Successful Debriefing: Ask, Don't Tell (September 2007)To get people to talk in clear, readily understandable and quotable language, you have to ask really simple questions that can have the effect of making you look uninformed at best and foolish at worst.
Bill George on Teaching Leadership (August 2007)"The hardest thing we have to do is see ourselves as others see us. And do you gain that self-awareness? Some people think they have it, but they've never really tested themselves, and that is crucial."
The Dip: Seth Godin on Strategic Quitting (July 2007)Only excellence matters. Improving from incompetence to mediocrity is worse than useless... Where can I deliver excellence? Where should I expect excellence in return? And how can I focus my time and energy to make this as likely as possible?
The Problem with Positive Feedback (February 2007)Too much praise will eventually have the same effect as no praise at all. But by uncoupling the feedback from any goals other than rewarding the recipient, you'll increase its value as a motivator.
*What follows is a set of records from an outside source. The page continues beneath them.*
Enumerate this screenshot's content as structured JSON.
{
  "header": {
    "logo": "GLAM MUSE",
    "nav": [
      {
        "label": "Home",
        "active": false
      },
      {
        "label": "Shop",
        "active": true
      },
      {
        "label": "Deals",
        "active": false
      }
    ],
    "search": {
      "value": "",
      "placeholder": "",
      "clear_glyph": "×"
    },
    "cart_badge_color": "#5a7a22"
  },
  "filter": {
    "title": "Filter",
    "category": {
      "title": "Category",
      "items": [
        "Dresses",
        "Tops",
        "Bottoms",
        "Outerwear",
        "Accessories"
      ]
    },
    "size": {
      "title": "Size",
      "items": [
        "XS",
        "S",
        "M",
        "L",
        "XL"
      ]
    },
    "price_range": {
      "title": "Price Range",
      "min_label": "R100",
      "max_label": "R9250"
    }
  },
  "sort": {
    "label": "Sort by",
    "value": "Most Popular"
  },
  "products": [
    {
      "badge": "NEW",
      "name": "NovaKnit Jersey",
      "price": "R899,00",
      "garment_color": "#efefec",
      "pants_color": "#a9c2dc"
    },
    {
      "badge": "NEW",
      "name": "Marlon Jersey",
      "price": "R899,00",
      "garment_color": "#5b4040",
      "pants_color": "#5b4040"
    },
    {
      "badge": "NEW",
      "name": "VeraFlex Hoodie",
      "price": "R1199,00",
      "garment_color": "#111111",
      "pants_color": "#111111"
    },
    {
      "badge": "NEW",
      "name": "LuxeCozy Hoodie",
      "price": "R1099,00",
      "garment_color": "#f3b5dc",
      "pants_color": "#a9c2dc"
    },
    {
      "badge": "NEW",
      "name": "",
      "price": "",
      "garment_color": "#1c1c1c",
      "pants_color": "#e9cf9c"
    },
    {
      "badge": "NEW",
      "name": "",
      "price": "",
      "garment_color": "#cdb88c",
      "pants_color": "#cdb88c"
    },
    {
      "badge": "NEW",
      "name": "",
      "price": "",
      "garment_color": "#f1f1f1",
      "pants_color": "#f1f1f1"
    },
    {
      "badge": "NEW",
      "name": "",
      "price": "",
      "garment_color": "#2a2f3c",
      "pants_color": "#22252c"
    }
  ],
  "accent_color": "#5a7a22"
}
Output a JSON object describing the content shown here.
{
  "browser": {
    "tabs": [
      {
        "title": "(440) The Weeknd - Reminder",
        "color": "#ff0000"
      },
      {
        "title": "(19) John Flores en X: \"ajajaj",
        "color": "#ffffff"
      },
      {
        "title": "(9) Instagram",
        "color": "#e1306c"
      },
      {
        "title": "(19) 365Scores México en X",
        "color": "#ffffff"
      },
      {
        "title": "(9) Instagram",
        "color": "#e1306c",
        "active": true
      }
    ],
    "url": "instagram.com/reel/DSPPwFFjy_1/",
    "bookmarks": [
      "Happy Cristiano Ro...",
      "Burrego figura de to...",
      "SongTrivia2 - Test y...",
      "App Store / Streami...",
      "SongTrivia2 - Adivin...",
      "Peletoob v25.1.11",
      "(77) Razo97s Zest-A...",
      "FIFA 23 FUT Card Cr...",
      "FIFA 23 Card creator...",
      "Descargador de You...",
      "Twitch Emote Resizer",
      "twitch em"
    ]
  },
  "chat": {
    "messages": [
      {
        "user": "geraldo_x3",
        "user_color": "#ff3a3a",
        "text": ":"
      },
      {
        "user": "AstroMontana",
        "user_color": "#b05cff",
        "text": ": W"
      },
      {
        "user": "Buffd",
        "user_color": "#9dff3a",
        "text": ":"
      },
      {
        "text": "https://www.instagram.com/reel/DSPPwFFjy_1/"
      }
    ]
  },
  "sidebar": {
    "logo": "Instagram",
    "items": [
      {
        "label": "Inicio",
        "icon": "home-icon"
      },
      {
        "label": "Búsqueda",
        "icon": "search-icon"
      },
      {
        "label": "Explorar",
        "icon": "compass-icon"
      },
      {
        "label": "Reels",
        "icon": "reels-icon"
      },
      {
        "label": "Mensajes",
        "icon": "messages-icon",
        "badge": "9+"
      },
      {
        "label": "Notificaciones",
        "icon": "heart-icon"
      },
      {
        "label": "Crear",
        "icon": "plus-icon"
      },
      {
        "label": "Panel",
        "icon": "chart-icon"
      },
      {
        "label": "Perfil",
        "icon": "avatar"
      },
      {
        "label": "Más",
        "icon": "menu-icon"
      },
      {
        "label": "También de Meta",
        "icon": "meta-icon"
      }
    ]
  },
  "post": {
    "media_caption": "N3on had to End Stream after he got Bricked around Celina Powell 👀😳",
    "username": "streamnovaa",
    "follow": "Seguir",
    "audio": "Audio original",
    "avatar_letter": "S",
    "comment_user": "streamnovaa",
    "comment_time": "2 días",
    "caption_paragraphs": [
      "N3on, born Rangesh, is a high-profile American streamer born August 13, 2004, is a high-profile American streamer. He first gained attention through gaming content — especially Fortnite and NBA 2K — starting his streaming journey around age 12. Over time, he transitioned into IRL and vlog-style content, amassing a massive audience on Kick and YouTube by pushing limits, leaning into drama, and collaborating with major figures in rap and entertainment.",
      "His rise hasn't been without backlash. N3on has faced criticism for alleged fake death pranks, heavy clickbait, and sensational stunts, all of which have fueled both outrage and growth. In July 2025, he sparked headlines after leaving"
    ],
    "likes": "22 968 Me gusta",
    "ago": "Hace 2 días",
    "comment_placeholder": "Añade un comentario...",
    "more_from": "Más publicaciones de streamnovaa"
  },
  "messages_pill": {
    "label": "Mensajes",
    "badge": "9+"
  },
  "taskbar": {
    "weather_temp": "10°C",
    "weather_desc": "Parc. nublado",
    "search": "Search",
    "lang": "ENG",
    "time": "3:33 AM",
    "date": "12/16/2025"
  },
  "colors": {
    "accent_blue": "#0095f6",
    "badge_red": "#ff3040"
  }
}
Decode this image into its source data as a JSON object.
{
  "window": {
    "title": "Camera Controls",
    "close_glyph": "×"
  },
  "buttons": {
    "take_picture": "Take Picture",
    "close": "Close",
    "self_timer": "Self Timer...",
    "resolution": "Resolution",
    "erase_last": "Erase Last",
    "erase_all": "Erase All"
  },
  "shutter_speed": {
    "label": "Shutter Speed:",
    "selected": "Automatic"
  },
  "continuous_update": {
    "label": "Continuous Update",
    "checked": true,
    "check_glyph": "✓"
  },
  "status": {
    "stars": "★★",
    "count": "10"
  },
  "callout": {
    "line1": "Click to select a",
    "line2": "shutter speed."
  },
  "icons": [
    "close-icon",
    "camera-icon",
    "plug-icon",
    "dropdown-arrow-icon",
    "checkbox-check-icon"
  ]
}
The Value of Soft Startups (January 2007)Spouses are much more likely to resolve difficult conversations successfully when they use a soft startup, and I'm inclined to believe that the same is true in most of our professional relationships as well.
Double-Loop Learning and Executive Coaching (December 2006)When we begin a double-loop learning process, everything comes to a full stop while we ask such challenging questions as 'Why do we do this task this way?' and 'Why do we do this task at all?'
Agreement vs. Alignment (October 2006)Agreement = Everyone gets their first choice (difficult and time-consuming to obtain.) Alignment = Everyone can fully support the choice that is made (much easier to obtain.)
The Inner Game of Work: Who Are You Working For? (September 2006)We need to listen to our inner voice and work freely for ourselves without simply giving in to indulgent whims. And we need to be of service and to create value for others without simply responding to external demands.
Johnny Cash on Doing it Your Way (June 2006)"It doesn't matter to me that I only know three or four chords... I just believe that when it all comes together it's the right way for me to do it."
Organizational Development: Is Humanism Overrated? (June 2006)A better understanding of how our brains function will allow organizations to embrace change and tackle new initiatives much more effectively. But I wouldn't throw the humanistic baby out with the bathwater just yet.
Pfeffer and Sutton on Leadership (May 2006)We tend to assign more credit and blame to leaders than...they actually deserve... But...leadership can make a difference, and Pfeffer and Sutton have a short checklist to help leaders be as effective as possible.
Matt Doherty: Live and Learn? (February 2006)There's more to leadership than command authority, and Matt Doherty's experience during and since his time at UNC suggests three big take-aways for the rest of us...